Less than a week before billions of dollars of U.S. spending cuts are set to begin, governors meeting in Washington ratcheted up the pressure on Congress and President Barack Obama to find an alternative to the reductions and give states more say in bringing down the federal debt.
"I certainly join the chorus of voices that are calling for that administration and members of Congress to come together and find more responsible cuts," said Indiana Governor Mike Pence, a Republican who served in the House of Representatives during the 2011 negotiations that led to the cuts.
Congress is expected to return to work on Monday to try to forge an agreement on avoiding the cuts, which are known as sequester or sequestration and are intended to save $1.2 trillion over 10 years. At the end of 2012, lawmakers decided to push the sequester's start date back to March 1 from Jan. 1.
Hawaii Governor Neil Abercrombie, a Democrat who served in the House of Representatives for nearly 20 years, anticipates they will decide again to delay the start of the process.

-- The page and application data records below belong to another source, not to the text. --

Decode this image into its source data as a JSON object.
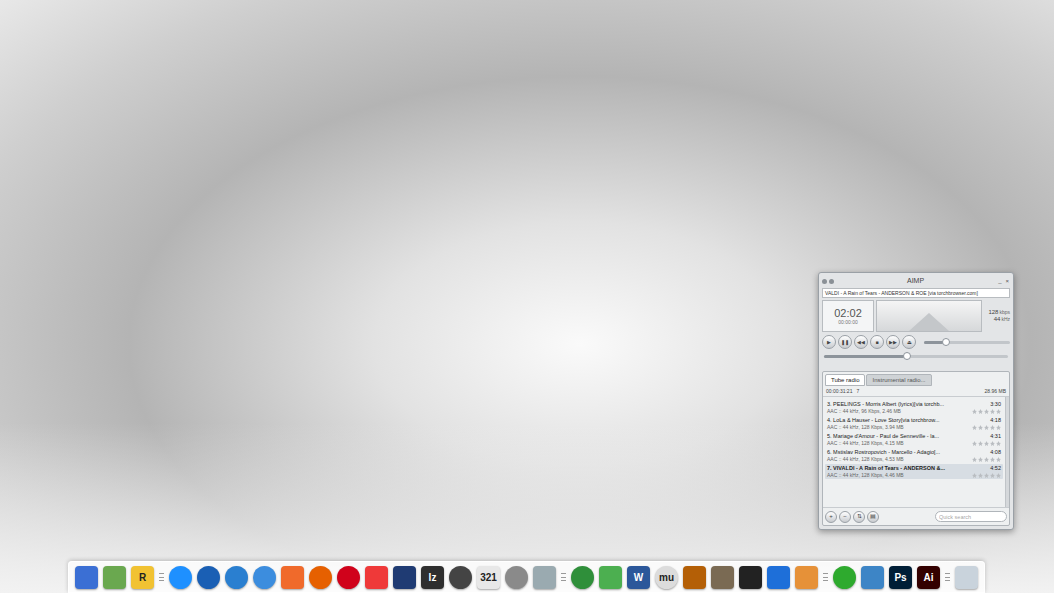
{
  "player": {
    "title": "AIMP",
    "window_buttons": [
      "_",
      "×"
    ],
    "track": "VALDI - A Rain of Tears - ANDERSON & ROE [via torchbrowser.com]",
    "time": "02:02",
    "time_sub": "00:00:00",
    "bitrate": "128",
    "bitrate_unit": "kbps",
    "samplerate": "44",
    "samplerate_unit": "kHz",
    "controls": [
      "▶",
      "❚❚",
      "◀◀",
      "■",
      "▶▶",
      "⏏"
    ],
    "volume": {
      "level": 0.25
    },
    "position": {
      "level": 0.45
    }
  },
  "playlist": {
    "tabs": [
      {
        "label": "Tube radio",
        "selected": true
      },
      {
        "label": "Instrumental radio...",
        "selected": false
      }
    ],
    "duration": "00:00:31:21",
    "count": "7",
    "size": "28.96 MB",
    "items": [
      {
        "title": "3. PEELINGS - Morris Albert (lyrics)[via torchb...",
        "length": "3:30",
        "info": "AAC :: 44 kHz, 96 Kbps, 2.46 MB",
        "stars": 0,
        "playing": false
      },
      {
        "title": "4. LoLa & Hauser - Love Story[via torchbrow...",
        "length": "4:18",
        "info": "AAC :: 44 kHz, 128 Kbps, 3.94 MB",
        "stars": 0,
        "playing": false
      },
      {
        "title": "5. Mariage d'Amour - Paul de Senneville - la...",
        "length": "4:31",
        "info": "AAC :: 44 kHz, 128 Kbps, 4.15 MB",
        "stars": 0,
        "playing": false
      },
      {
        "title": "6. Mstislav Rostropovich - Marcello - Adagio[...",
        "length": "4:08",
        "info": "AAC :: 44 kHz, 128 Kbps, 4.53 MB",
        "stars": 0,
        "playing": false
      },
      {
        "title": "7. VIVALDI - A Rain of Tears - ANDERSON &...",
        "length": "4:52",
        "info": "AAC :: 44 kHz, 128 Kbps, 4.46 MB",
        "stars": 0,
        "playing": true
      }
    ],
    "buttons": [
      "+",
      "−",
      "⇅",
      "▤"
    ],
    "search": {
      "placeholder": "Quick search"
    }
  },
  "dock": [
    {
      "kind": "tile",
      "color": "#3b6fd4",
      "label": ""
    },
    {
      "kind": "tile",
      "color": "#6aa84f",
      "label": ""
    },
    {
      "kind": "tile",
      "color": "#f1c232",
      "label": "R"
    },
    {
      "kind": "separator",
      "color": "#9a9a9a",
      "label": ""
    },
    {
      "kind": "round",
      "color": "#1e90ff",
      "label": ""
    },
    {
      "kind": "round",
      "color": "#1a5fb4",
      "label": ""
    },
    {
      "kind": "round",
      "color": "#2a7fd0",
      "label": ""
    },
    {
      "kind": "round",
      "color": "#3c8dde",
      "label": ""
    },
    {
      "kind": "tile",
      "color": "#f06a2b",
      "label": ""
    },
    {
      "kind": "round",
      "color": "#e66000",
      "label": ""
    },
    {
      "kind": "round",
      "color": "#d0021b",
      "label": ""
    },
    {
      "kind": "tile",
      "color": "#ef3939",
      "label": ""
    },
    {
      "kind": "tile",
      "color": "#1f3b73",
      "label": ""
    },
    {
      "kind": "tile",
      "color": "#2e2e2e",
      "label": "lz"
    },
    {
      "kind": "round",
      "color": "#444444",
      "label": ""
    },
    {
      "kind": "tile",
      "color": "#e8e8e8",
      "label": "321"
    },
    {
      "kind": "round",
      "color": "#8a8a8a",
      "label": ""
    },
    {
      "kind": "tile",
      "color": "#9aaab0",
      "label": ""
    },
    {
      "kind": "separator",
      "color": "#9a9a9a",
      "label": ""
    },
    {
      "kind": "round",
      "color": "#2f8f3a",
      "label": ""
    },
    {
      "kind": "tile",
      "color": "#4caf50",
      "label": ""
    },
    {
      "kind": "tile",
      "color": "#2b579a",
      "label": "W"
    },
    {
      "kind": "round",
      "color": "#dcdcdc",
      "label": "mu"
    },
    {
      "kind": "tile",
      "color": "#b45f06",
      "label": ""
    },
    {
      "kind": "tile",
      "color": "#7a6a53",
      "label": ""
    },
    {
      "kind": "tile",
      "color": "#222222",
      "label": ""
    },
    {
      "kind": "tile",
      "color": "#1e6fd9",
      "label": ""
    },
    {
      "kind": "tile",
      "color": "#e69138",
      "label": ""
    },
    {
      "kind": "separator",
      "color": "#9a9a9a",
      "label": ""
    },
    {
      "kind": "round",
      "color": "#2eaa2e",
      "label": ""
    },
    {
      "kind": "tile",
      "color": "#3d85c6",
      "label": ""
    },
    {
      "kind": "tile",
      "color": "#001e36",
      "label": "Ps"
    },
    {
      "kind": "tile",
      "color": "#330000",
      "label": "Ai"
    },
    {
      "kind": "separator",
      "color": "#9a9a9a",
      "label": ""
    },
    {
      "kind": "tile",
      "color": "#c9d3dc",
      "label": ""
    }
  ]
}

"I think there will be a push-off," he said on Saturday. "But what will happen is some deep breaths will be taken, some real soul-searching will take place about what the political implications are going to be if this happens again and again. And I think a more long-term resolution will take place."
Republican and Democratic governors agree the federal government must shrink the deficit. They have already met with the White House and lawmakers in the first two months of 2013 to discuss sequestration alternatives.

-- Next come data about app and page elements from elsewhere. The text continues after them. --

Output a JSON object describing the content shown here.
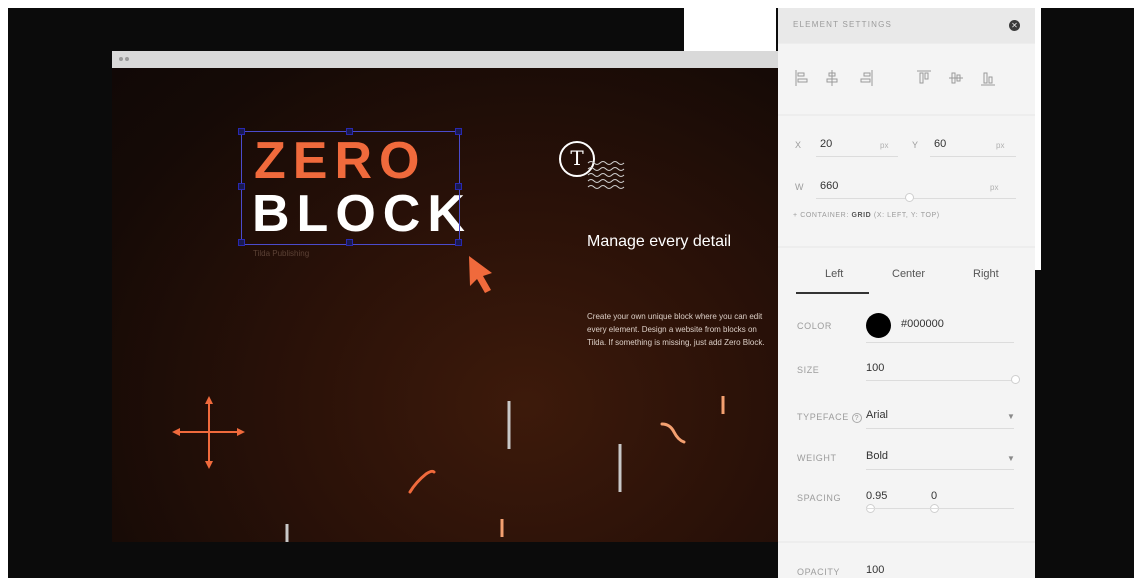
{
  "preview": {
    "logo_line1": "ZERO",
    "logo_line2": "BLOCK",
    "logo_caption": "Tilda Publishing",
    "brand_glyph": "T",
    "headline": "Manage every detail",
    "body": "Create your own unique block where you can edit every element. Design a website from blocks on Tilda. If something is missing, just add Zero Block.",
    "accent_color": "#f06a3c"
  },
  "panel": {
    "title": "ELEMENT SETTINGS",
    "close_icon": "close-icon",
    "position": {
      "x_label": "X",
      "x_value": "20",
      "x_unit": "px",
      "y_label": "Y",
      "y_value": "60",
      "y_unit": "px",
      "w_label": "W",
      "w_value": "660",
      "w_unit": "px",
      "container_prefix": "+ CONTAINER:",
      "container_value": "GRID",
      "container_suffix": "(X: LEFT, Y: TOP)"
    },
    "align_tabs": [
      "Left",
      "Center",
      "Right"
    ],
    "selected_align": "Left",
    "color_label": "COLOR",
    "color_value": "#000000",
    "size_label": "SIZE",
    "size_value": "100",
    "typeface_label": "TYPEFACE",
    "typeface_value": "Arial",
    "weight_label": "WEIGHT",
    "weight_value": "Bold",
    "spacing_label": "SPACING",
    "spacing_value": "0.95",
    "spacing_value2": "0",
    "opacity_label": "OPACITY",
    "opacity_value": "100"
  }
}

In those meetings "We said, look we all know we've got to suffer a little bit together to get this ship righted," said Arkansas Governor Mike Beebe, a Democrat. "We're willing to take our share, but we don't want to take more than our share."

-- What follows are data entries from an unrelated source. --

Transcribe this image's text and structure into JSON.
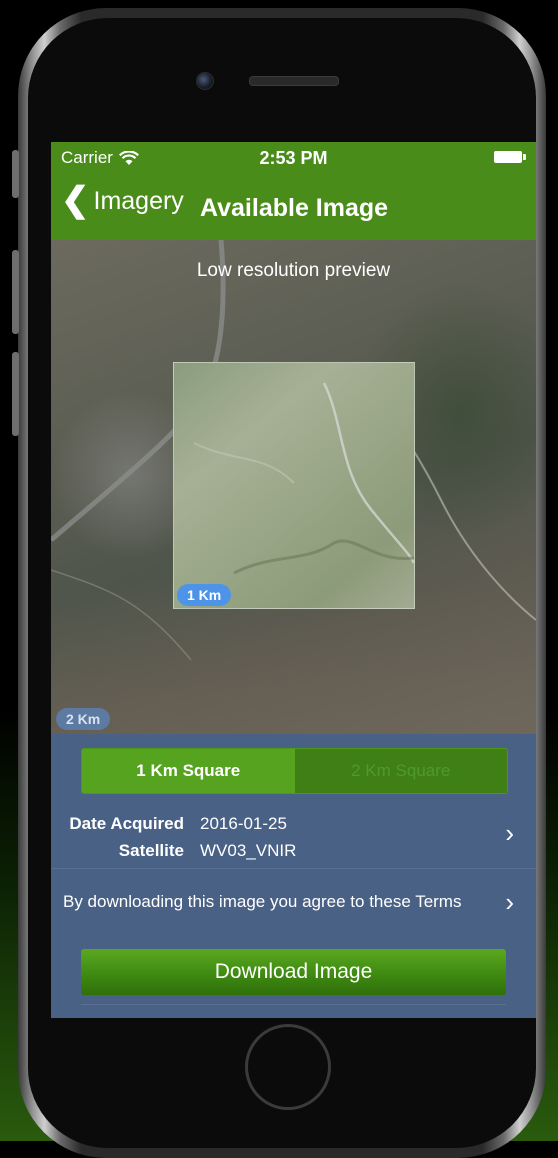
{
  "status_bar": {
    "carrier": "Carrier",
    "time": "2:53 PM"
  },
  "nav": {
    "back_label": "Imagery",
    "title": "Available Image"
  },
  "map": {
    "preview_text": "Low resolution preview",
    "inner_scale": "1 Km",
    "outer_scale": "2 Km"
  },
  "segment": {
    "options": [
      "1 Km Square",
      "2 Km Square"
    ],
    "selected": "1 Km Square"
  },
  "details": {
    "date_label": "Date Acquired",
    "date_value": "2016-01-25",
    "satellite_label": "Satellite",
    "satellite_value": "WV03_VNIR"
  },
  "terms_text": "By downloading this image you agree to these Terms",
  "download_label": "Download Image",
  "colors": {
    "nav_green": "#4a8c19",
    "panel_blue": "#4a6186",
    "badge_blue": "#4d94e8"
  }
}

They are asking that any plan addressing the deficit should also help states save money, give them flexibility in deciding which areas to cut in their states, and not shift costs onto their budgets, said Governor Mary Fallin, a Republican from Oklahoma.
Sequestration was designed as a threat by Congress, which set itself a deadline in the fall of 2011 to agree on spending reductions. Because it missed the deadline, a scheme of automatic cuts decided by formula kicked in.
"We should all remember that sequestration was originally designed by Congress as something so odious, so